In California, a series of cases involving the dependency status of minors has discussed and rejected the contention that there is a right to court-appointed counsel in such matters on the ground that dependency hearings are basically civil rather than criminal in nature and, thus, there is no constitutional right to counsel. (In re Robinson, cited Supra; In re George S., 18 Cal.App.3d 788, 791, 96 Cal.Rptr. 203; In re Joseph T., 25 Cal.App.3d 120, 125, 101 Cal.Rptr. 606.)
In the case at bench, the action was basically civil in nature. There is no California statute or case law authorizing a trial court to furnish counsel at public expense in such a case, or requiring a trial court to appoint counsel without compensation in such a case. Whether the appointment of counsel was a part of the common law of England, as appellant now contends, need not be determined here, because the current and past practice of California courts is compelling authority for the ruling of the trial court in this case.
Furthermore, the current law of California is not as harsh as counsel for the appellants has assumed.

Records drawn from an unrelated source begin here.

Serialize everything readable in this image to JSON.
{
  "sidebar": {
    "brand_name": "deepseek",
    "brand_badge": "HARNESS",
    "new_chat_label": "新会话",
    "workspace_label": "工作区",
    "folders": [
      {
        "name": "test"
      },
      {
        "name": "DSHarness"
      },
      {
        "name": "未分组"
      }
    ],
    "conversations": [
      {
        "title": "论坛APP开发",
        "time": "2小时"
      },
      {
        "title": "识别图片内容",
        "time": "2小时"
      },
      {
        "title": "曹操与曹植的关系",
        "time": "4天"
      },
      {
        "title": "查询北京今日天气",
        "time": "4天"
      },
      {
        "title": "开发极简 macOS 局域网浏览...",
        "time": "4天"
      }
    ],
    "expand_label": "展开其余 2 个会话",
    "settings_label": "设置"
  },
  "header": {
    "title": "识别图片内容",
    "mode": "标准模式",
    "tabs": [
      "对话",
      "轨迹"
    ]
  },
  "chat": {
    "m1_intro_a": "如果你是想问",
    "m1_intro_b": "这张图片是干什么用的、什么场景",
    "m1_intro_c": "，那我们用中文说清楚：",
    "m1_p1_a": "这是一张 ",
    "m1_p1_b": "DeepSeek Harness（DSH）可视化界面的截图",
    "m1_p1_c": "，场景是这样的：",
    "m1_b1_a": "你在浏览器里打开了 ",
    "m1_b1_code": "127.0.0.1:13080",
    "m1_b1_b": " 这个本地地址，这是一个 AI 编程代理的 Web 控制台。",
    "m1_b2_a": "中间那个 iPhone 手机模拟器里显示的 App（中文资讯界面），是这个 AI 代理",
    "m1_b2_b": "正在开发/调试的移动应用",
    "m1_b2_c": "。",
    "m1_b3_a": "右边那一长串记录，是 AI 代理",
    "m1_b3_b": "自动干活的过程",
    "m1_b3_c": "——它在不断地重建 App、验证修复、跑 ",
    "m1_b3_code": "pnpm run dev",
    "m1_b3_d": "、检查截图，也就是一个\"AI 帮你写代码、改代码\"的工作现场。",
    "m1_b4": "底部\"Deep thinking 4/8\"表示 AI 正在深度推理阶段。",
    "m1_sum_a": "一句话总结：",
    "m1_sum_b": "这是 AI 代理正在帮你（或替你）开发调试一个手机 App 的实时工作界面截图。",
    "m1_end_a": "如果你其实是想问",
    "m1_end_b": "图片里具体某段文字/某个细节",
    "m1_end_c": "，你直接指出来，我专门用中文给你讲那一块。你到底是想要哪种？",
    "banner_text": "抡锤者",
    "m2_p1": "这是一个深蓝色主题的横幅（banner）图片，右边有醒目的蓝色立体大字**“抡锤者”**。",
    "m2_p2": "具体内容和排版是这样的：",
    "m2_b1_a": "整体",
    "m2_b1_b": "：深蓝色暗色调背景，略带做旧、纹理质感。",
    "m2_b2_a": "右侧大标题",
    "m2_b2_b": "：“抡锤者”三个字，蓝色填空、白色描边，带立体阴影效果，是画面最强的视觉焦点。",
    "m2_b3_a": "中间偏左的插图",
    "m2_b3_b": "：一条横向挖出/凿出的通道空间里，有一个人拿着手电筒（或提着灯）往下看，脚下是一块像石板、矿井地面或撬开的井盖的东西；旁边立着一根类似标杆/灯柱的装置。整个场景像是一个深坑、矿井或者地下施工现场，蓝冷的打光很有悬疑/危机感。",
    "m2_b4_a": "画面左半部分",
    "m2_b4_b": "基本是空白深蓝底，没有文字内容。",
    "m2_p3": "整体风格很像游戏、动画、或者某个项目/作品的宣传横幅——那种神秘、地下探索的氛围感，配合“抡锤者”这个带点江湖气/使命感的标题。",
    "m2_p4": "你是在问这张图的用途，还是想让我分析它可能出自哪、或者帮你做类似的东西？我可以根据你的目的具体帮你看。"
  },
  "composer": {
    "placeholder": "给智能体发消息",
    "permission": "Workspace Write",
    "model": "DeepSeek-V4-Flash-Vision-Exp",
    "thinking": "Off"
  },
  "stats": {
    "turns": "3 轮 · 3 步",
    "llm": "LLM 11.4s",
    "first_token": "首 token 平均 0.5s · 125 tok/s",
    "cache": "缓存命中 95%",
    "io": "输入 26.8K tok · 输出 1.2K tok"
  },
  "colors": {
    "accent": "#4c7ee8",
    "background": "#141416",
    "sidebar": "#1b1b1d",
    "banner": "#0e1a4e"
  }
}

It is the duty of a California attorney ‘never to reject, for any consideration personal to himself, the cause of the defenseless or the oppressed.’ (Bus. & Prof.Code, s 6068.) An attorney's reluctance to accept the defense of a civil case may reflect as much his lack of confidence in the defense as the lack of a fee. There are legal aid societies available to assist persons in genuine need. One of the duties of the public defender is that ‘Upon request, he shall defend any person who is not financially able to employ counsel in any civil litigation in which, in the judgment of the public defender, the person is being persecuted or unjustly harassed.’ (Gov.Code s 27706, subdivision (c).)
It does not appear from the record here that either appellant made any timely request to the court or anyone else, for assistance, or that either of the appellants was entitled to the assistance due an indigent who is being sued on an unjust claim.
There is one error in the record which should not be overlooked. The amount of the compensatory damages awarded by the judgment is the exact amount which the complaint alleged to be due, with interest. The record shows that $24,000 was paid before judgment for the dismissal of parties who were claimed to be jointly liable with the appealing defendants. The trial court's ‘Memorandum of Decision’ states that plaintiffs are entitled to recover the amount demanded in their complaint, and ‘There shall be deducted from the total judgment the sum of $24,000 which was paid to the plaintiffs by the defendants . . . pursuant to C.C.P. Section 877(a).’
Notwithstanding all this, the judgment as entered by the superior court fails to deduct the $24,000.
We have requested counsel for both parties to advise the court whether a modification of the judgment is required. Plaintiffs agree that it is.
The judgment is modified by adding to it the following words: ‘There shall be credited against this judgment $24,000 paid to plaintiffs as of September 2, 1971.’
As so modified, the judgment is affirmed. Neither side shall recover costs on appeal.
JEFFERSON, Associate Justice.
FILES, P.J., and DUNN, J., concur.